New York Attorney General Eric Schneiderman vowed to go to court to challenge the proposed Republican health care legislation to replace former President Barack Obama’s Affordable Care Act if it is passed and signed into law by President Donald Trump. He called it “wrong-headed and unconstitutional.”
Yesterday, the Congressional Budget Office predicted that the Senate bill would increase the number of people who are uninsured by 22 million in 2026, which the CBO said is slightly fewer than the increase in the number of uninsured estimated under the House-passed legislation.
An estimated 49 million people would be uninsured, compared with 28 million who would lack insurance that year under current law, according to CBO.
“If the version of the health care bill proposed last week ever becomes law, I am committed to going to court to challenge it to protect New Yorkers from these wrong-headed and unconstitutional proposals,” Schneiderman said during a keynote speech at the Association for a Better Work’s power breakfast this morning.
This comes as Maine Sen. Susan Collins, a Republican, announced that she would vote against any motion to move forward on the legislation due to the CBO analysis. Wisconsin Sen. Ron Johnson, Kentucky Sen. Rand Paul and Nevada Sen. Dean Heller also indicated they would vote against the motion. Republicans want to have a vote on the motion to proceed either late Tuesday or early Wednesday, with a goal of holding a final vote by the end of the week.
During his speech, Schneiderman said that the same coalition of state attorneys general who fought Trump’s executive order barring entry to people from Muslim-majority countries—along with their allies—”are once again set to play a critical role” in fighting the legislation. He noted that the legislation would take health care away from “tens of millions of the most vulnerable Americans, including millions of New Yorkers.”

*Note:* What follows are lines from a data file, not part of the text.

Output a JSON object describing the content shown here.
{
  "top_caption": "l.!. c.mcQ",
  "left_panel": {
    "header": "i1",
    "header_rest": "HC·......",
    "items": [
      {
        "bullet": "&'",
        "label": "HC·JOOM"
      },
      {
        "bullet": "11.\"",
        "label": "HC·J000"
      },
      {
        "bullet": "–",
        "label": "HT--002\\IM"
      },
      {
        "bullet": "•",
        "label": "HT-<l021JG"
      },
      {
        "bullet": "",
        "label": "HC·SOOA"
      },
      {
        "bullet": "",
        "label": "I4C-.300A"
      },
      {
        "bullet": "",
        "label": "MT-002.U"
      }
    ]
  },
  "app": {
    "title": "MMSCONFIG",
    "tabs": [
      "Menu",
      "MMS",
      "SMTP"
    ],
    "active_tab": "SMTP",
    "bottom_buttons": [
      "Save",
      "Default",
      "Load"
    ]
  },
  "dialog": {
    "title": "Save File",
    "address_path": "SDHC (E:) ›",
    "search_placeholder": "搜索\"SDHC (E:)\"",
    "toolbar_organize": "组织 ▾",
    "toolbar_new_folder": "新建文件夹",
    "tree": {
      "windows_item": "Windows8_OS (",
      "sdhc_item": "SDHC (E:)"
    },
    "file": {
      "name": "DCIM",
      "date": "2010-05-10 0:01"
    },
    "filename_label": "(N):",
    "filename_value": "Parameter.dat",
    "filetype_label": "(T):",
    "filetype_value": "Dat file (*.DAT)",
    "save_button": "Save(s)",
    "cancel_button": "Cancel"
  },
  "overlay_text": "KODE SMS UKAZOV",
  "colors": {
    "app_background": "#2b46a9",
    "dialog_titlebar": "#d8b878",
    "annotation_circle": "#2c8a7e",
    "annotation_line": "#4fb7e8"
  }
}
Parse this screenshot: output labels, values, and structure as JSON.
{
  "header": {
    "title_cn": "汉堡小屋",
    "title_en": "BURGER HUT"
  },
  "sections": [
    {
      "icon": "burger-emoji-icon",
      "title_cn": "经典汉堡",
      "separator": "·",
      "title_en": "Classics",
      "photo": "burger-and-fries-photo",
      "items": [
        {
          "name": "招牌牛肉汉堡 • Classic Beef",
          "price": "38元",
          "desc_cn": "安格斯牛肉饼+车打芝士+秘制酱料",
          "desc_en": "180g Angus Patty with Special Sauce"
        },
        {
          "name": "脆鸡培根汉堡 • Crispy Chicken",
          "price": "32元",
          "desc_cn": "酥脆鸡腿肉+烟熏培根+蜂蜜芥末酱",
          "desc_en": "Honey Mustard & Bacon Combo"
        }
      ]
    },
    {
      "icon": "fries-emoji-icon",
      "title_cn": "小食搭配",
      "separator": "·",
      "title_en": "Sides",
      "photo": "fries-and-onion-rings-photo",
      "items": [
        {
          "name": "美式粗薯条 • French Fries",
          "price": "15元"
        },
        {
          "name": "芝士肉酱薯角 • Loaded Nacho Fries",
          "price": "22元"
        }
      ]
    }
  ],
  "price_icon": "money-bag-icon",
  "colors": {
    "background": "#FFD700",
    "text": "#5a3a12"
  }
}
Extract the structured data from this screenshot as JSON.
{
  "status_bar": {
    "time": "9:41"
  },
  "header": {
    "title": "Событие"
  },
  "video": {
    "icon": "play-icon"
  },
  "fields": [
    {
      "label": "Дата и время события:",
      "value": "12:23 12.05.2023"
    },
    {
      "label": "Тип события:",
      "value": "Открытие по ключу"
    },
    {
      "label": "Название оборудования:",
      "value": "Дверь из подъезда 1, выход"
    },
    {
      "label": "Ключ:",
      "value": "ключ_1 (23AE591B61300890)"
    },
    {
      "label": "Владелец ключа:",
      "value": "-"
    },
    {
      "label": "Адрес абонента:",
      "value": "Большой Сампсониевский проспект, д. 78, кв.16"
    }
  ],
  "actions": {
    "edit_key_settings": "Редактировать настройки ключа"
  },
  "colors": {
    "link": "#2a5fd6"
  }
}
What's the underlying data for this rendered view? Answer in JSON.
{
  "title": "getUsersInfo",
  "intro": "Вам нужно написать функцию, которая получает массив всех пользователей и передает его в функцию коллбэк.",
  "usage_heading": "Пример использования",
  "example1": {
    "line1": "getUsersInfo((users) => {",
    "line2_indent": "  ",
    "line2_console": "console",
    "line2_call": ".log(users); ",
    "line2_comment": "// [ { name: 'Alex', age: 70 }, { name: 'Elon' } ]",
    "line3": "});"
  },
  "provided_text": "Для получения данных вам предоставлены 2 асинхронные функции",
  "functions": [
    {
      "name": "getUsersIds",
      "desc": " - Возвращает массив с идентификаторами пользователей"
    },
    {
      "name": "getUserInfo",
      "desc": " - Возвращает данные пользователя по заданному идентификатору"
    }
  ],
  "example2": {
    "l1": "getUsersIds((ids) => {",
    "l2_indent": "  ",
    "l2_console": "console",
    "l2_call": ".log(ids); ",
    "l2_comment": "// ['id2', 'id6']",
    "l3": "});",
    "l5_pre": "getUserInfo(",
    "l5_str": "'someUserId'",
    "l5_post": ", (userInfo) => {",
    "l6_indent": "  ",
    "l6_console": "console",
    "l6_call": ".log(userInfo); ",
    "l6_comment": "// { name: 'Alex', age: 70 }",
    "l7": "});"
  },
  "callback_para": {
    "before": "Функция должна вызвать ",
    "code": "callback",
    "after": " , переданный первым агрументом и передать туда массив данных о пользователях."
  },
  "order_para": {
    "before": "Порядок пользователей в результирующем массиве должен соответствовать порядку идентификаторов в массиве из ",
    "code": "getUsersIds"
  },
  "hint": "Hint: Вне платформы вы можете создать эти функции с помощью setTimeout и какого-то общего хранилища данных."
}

He also blasted the legislation for gutting funding for Planned Parenthood and cutting billions of dollars from New York’s Medicaid program.
“Yesterday’s report from the Congressional Budget Office indicated that 22 million fewer Americans would have health care by 2026 under this proposed legislation,” he said. “Until some bill is passed and signed into law, keep in mind, ladies and gentlemen: the Affordable Care Act is still the law of the land. There are still people receiving health insurance under the Affordable Care Act.”
Following the breakfast, Schneiderman told reporters that his office is in the process of research for a potential lawsuit.
“Well, we’re doing the research,” he said. “I am of the view that they have a ways to go before they can pass anything…The problem with both of these proposals is that they would do very substantial harm to their own base of voters.”
Gov. Andrew Cuomo sent a letter to the New York State congressional delegation yesterday asking them to “stop this bill” and urging them “to continue to do everything within your means to protect this state.” Members of Cuomo’s administration and health care experts are also scheduled to host panels today in New York City and other parts of the state on the repercussions of the legislation for New York State.
During the breakfast, Schneiderman also discussed Trump’s executive orders that barred entry to people from Muslim-majority countries.
After a series of courts ruled that Trump’s travel ban is unconstitutional, the Supreme Court decided yesterday to allow Trump’s ban to go into effect for any “foreign nationals who lack any bona fide relationship with a person or entity in the United States,” but will hear oral arguments in the fall.
Schneiderman said that the first Muslim travel ban that Trump signed on January 27—a week after his presidential inauguration—was a “galvanizing moment” for the state attorneys general, calling it their “first major test.” He also said that the business community “in particular can take heart in the structure” of the Supreme Court’s partial stay of the lower court injunction.
“Up until that time, the Coalition of State Attorneys General was a pretty informal group that worked together sometimes on case but we didn’t really have much in the way of systems or tradition of working together in a very well coordinated fashion,” he said.